“It has been a privilege to work alongside so many exceptional schools and trusts, and to contribute to such a worthwhile report. It was a pleasure welcoming the Coalition to Eton College, where they met our therapeutic support staff who work closely with our pupils to support their emotional and mental health.” 

Rachel Hart, Head of Life Advice at Lady Eleanor Holles (LEH) School said: “As proud co-founders of the Coalition for Youth Mental Health in Schools, LEH is committed to being part of this collaboration to bring state and independent schools together to shine a spotlight on the issues facing our young people today. Following the publication of our first report, we spent two years exploring best practice for tackling mental health within schools. Solutions for a Crisis showcases a range of tried and tested approaches, but we know the commitment and dedication of schools alone is not enough to fix a failing system. We urge the Government to act now to better equip schools to effectively mitigate the visible and significant impact of lockdowns on our children and young people. 

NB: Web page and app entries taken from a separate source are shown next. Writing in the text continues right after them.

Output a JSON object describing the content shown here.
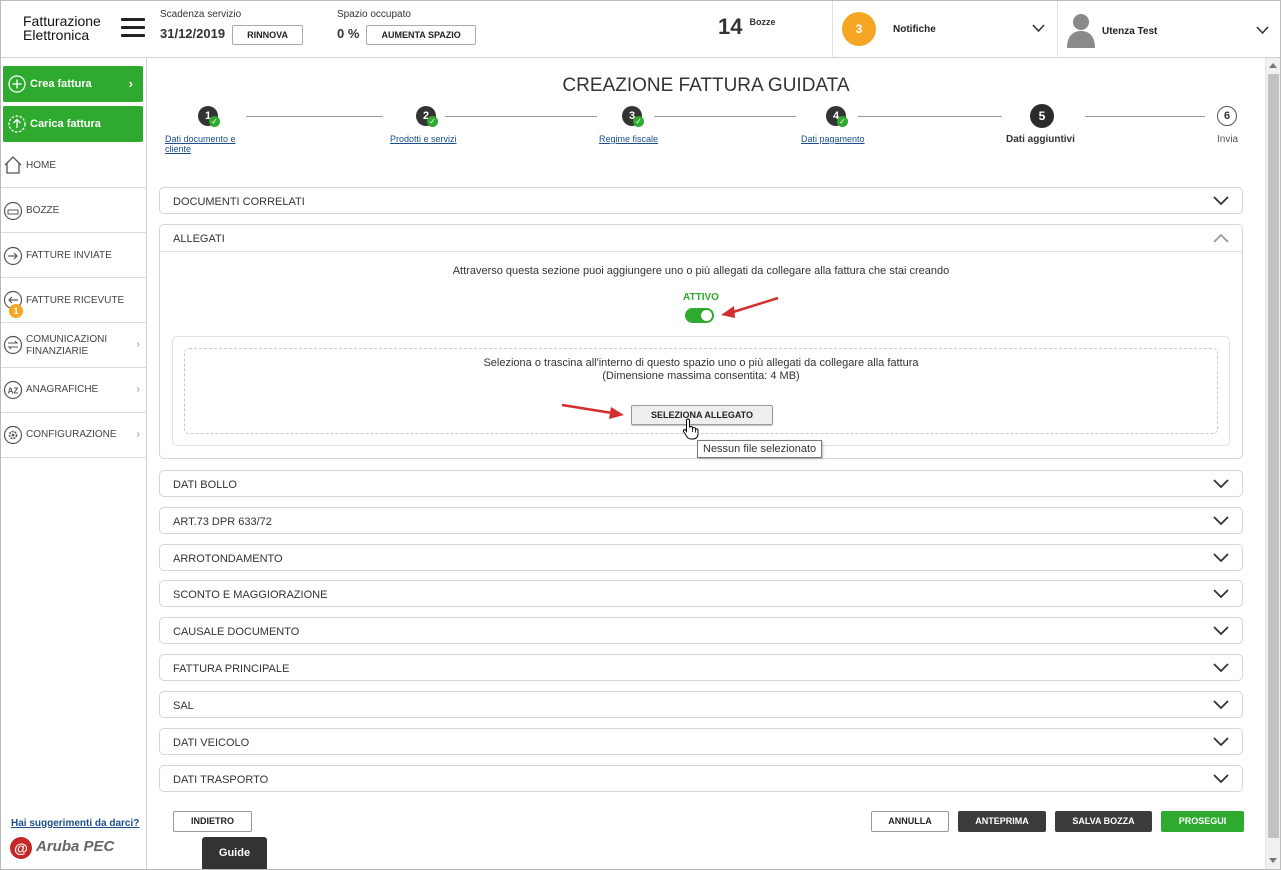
{
  "header": {
    "logo_line1": "Fatturazione",
    "logo_line2": "Elettronica",
    "scadenza_label": "Scadenza servizio",
    "scadenza_value": "31/12/2019",
    "rinnova_label": "RINNOVA",
    "spazio_label": "Spazio occupato",
    "spazio_value": "0 %",
    "aumenta_label": "AUMENTA SPAZIO",
    "bozze_count": "14",
    "bozze_label": "Bozze",
    "notif_count": "3",
    "notif_label": "Notifiche",
    "user_label": "Utenza Test"
  },
  "sidebar": {
    "crea_label": "Crea fattura",
    "carica_label": "Carica fattura",
    "items": [
      {
        "label": "HOME",
        "icon": "home-icon"
      },
      {
        "label": "BOZZE",
        "icon": "drafts-icon"
      },
      {
        "label": "FATTURE INVIATE",
        "icon": "sent-icon"
      },
      {
        "label": "FATTURE RICEVUTE",
        "icon": "received-icon",
        "badge": "1"
      },
      {
        "label1": "COMUNICAZIONI",
        "label2": "FINANZIARIE",
        "icon": "finance-icon"
      },
      {
        "label": "ANAGRAFICHE",
        "icon": "az-icon"
      },
      {
        "label": "CONFIGURAZIONE",
        "icon": "gear-icon"
      }
    ],
    "suggest_label": "Hai suggerimenti da darci?",
    "brand_label": "Aruba PEC"
  },
  "main": {
    "title": "CREAZIONE FATTURA GUIDATA",
    "steps": [
      {
        "num": "1",
        "label1": "Dati documento e",
        "label2": "cliente",
        "state": "done"
      },
      {
        "num": "2",
        "label": "Prodotti e servizi",
        "state": "done"
      },
      {
        "num": "3",
        "label": "Regime fiscale",
        "state": "done"
      },
      {
        "num": "4",
        "label": "Dati pagamento",
        "state": "done"
      },
      {
        "num": "5",
        "label": "Dati aggiuntivi",
        "state": "active"
      },
      {
        "num": "6",
        "label": "Invia",
        "state": "todo"
      }
    ],
    "sections": {
      "documenti_correlati": "DOCUMENTI CORRELATI",
      "allegati": "ALLEGATI",
      "dati_bollo": "DATI BOLLO",
      "art73": "ART.73 DPR 633/72",
      "arrotondamento": "ARROTONDAMENTO",
      "sconto": "SCONTO E MAGGIORAZIONE",
      "causale": "CAUSALE DOCUMENTO",
      "fattura_principale": "FATTURA PRINCIPALE",
      "sal": "SAL",
      "dati_veicolo": "DATI VEICOLO",
      "dati_trasporto": "DATI TRASPORTO"
    },
    "allegati": {
      "description": "Attraverso questa sezione puoi aggiungere uno o più allegati da collegare alla fattura che stai creando",
      "toggle_label": "ATTIVO",
      "toggle_on": true,
      "drop_line1": "Seleziona o trascina all'interno di questo spazio uno o più allegati da collegare alla fattura",
      "drop_line2": "(Dimensione massima consentita: 4 MB)",
      "select_label": "SELEZIONA ALLEGATO",
      "tooltip": "Nessun file selezionato"
    },
    "footer": {
      "indietro": "INDIETRO",
      "guide": "Guide",
      "annulla": "ANNULLA",
      "anteprima": "ANTEPRIMA",
      "salva_bozza": "SALVA BOZZA",
      "prosegui": "PROSEGUI"
    }
  },
  "colors": {
    "accent_green": "#2eaa2e",
    "badge_orange": "#f5a623",
    "link_blue": "#1a4f8b",
    "dark_button": "#3b3b3b",
    "annotation_red": "#d32f2f"
  }
}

“At LEH we have long adopted the eight principles of a whole-school approach to mental health and wellbeing: pupil voice influences decisions, our Life Advice programme sits firmly within the curriculum and focuses on social and emotional learning, our pastoral team works tirelessly to offer targeted support and appropriate referral, and we embrace an ethos of belonging that respects and values diversity. Importantly, we continue to listen to and work with pupils, parents, our partner schools and the wider community to ensure that our pastoral provision is the best that it can be.” 

Georgia Strong, Assistant Head at Reach Academy Feltham at Reach Academy Feltham, said: “As a member of the YMHC, Reach Academy Feltham is hopeful that this report will provide ideas and new ways in which all services can work together to directly address the mental health challenges young people are currently facing. We need a collaborative approach to ensure we are all focusing on the needs of individual children, so we can make the positive impact that is so desperately needed.” 

Sir Hamid Patel CBE, chief executive of Star Academies said: “Schools are doing exceptional work to support pupils who are struggling with their mental health, but there is only so much education providers can do alone. In the wake of the pandemic, waiting times are growing at the exact time when the need is greatest. There needs to be a much greater focus from Government on youth mental health services to ensure every young person has the opportunity to thrive.” 

Dr. Jenny Griggs, Head of Student Emotional Health and Wellbeing at Wellington College said: “As proud members of the YMHC, we are thrilled to present this comprehensive report detailing some forward-thinking strategies for promoting youth well-being. Through collaborative efforts, we’ve discovered innovative measures that prioritise proactive approaches and address challenges head-on. Our shared commitment is focused on nurturing the well-being of all young people, paving the way for a brighter future.” 

A copy of the report can be found HERE